I completely understand that reaction. It is the same one I had while watching the first two movies in the Lord of the Rings trilogy. At least until I made an essential bargain with myself, with help from the great J.R.R. Tolkien.
You see, Tolkien wrote the Middle-Earth stories in character, meaning that he wrote the material as if it were from historical documents. This was made evident when he went back to The Hobbit to change and add to the story of the One Ring, which had originally lacked the significance it would later possess in Lord of the Rings. He justified the changes by saying that it was based on more accurate historical information.
When I learned of this the light bulb went off in my head.
In the spirit of Tolkien’s original vision, why couldn’t I as the reader and viewer absorb the adaptation in this way? Perhaps Peter Jackson found historical documents that contradicted the information in the books. Tolkien was working off the hobbit version of history, while Jackson chose the human perspective. That would explain why Tolkien covered more of the hobbit’s plight (Scouring of the Shire), whereas Jackson had a more cynical view on some of the human story lines (like Faramir’s). That doesn’t mean the movies had more accurate information, just different. I could still prefer the Tolkien version of events but without completely discounting Jackson’s material.

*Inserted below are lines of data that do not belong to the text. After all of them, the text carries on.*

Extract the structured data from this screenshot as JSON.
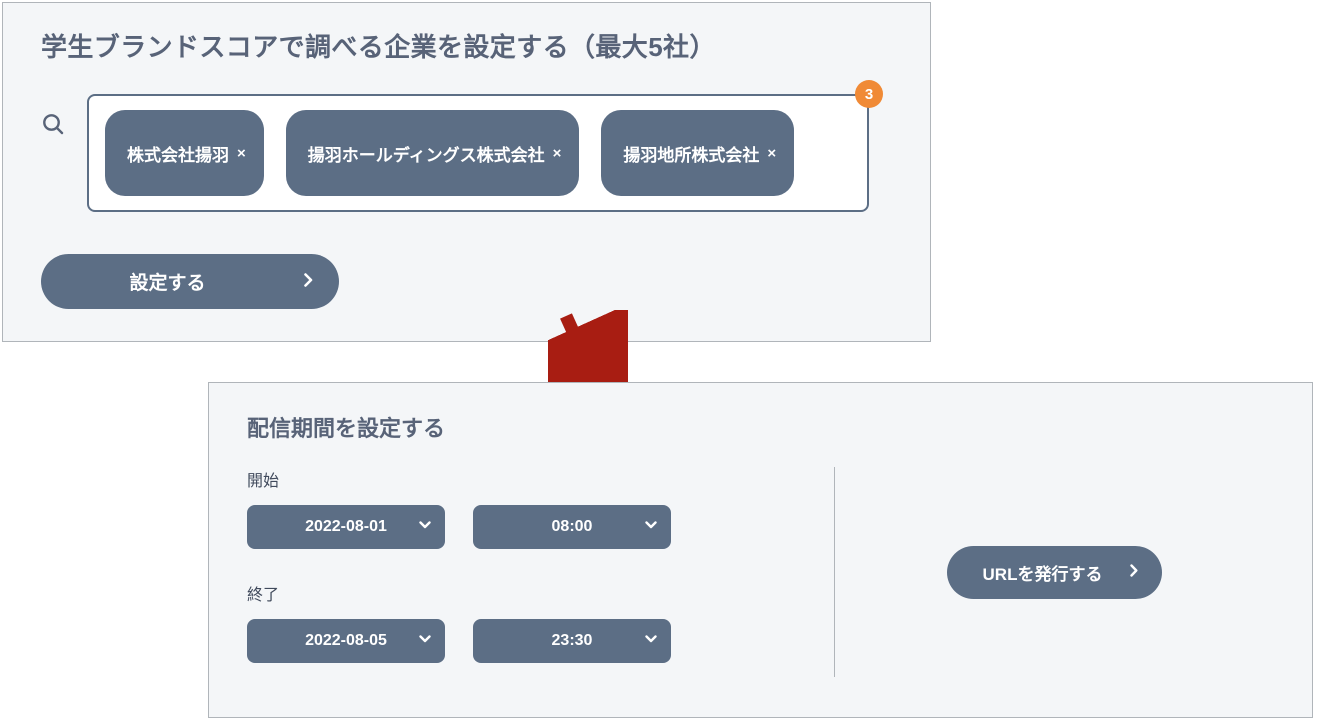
{
  "top": {
    "title": "学生ブランドスコアで調べる企業を設定する（最大5社）",
    "chips": [
      "株式会社揚羽",
      "揚羽ホールディングス株式会社",
      "揚羽地所株式会社"
    ],
    "chip_count_badge": "3",
    "submit_label": "設定する"
  },
  "bottom": {
    "title": "配信期間を設定する",
    "start_label": "開始",
    "end_label": "終了",
    "start_date": "2022-08-01",
    "start_time": "08:00",
    "end_date": "2022-08-05",
    "end_time": "23:30",
    "url_button_label": "URLを発行する"
  }
}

I then thought I could do this with any adaptation of any book. If great master Tolkien could do it, then everyone should be allowed. Therefor, “Thrones” show runners David Benioff and D.B. Weiss aren’t raping George R.R. Martin’s masterpiece (mind you, Martin himself has also made adaptation changes in his own episode scripts). They are interpreting it based on different historical documents snatched through a time portal between Westeros and Earth. Perhaps these documents were written by Lannister historians instead of ones from House Stark.
Worst case scenario, once you digest the different perspectives on the (faux) history you love, you can always dive right back into the written word and believe it to be the correct version. Until then, enjoy the adaptation. It’s actually quite a wonderful experience --if you let it.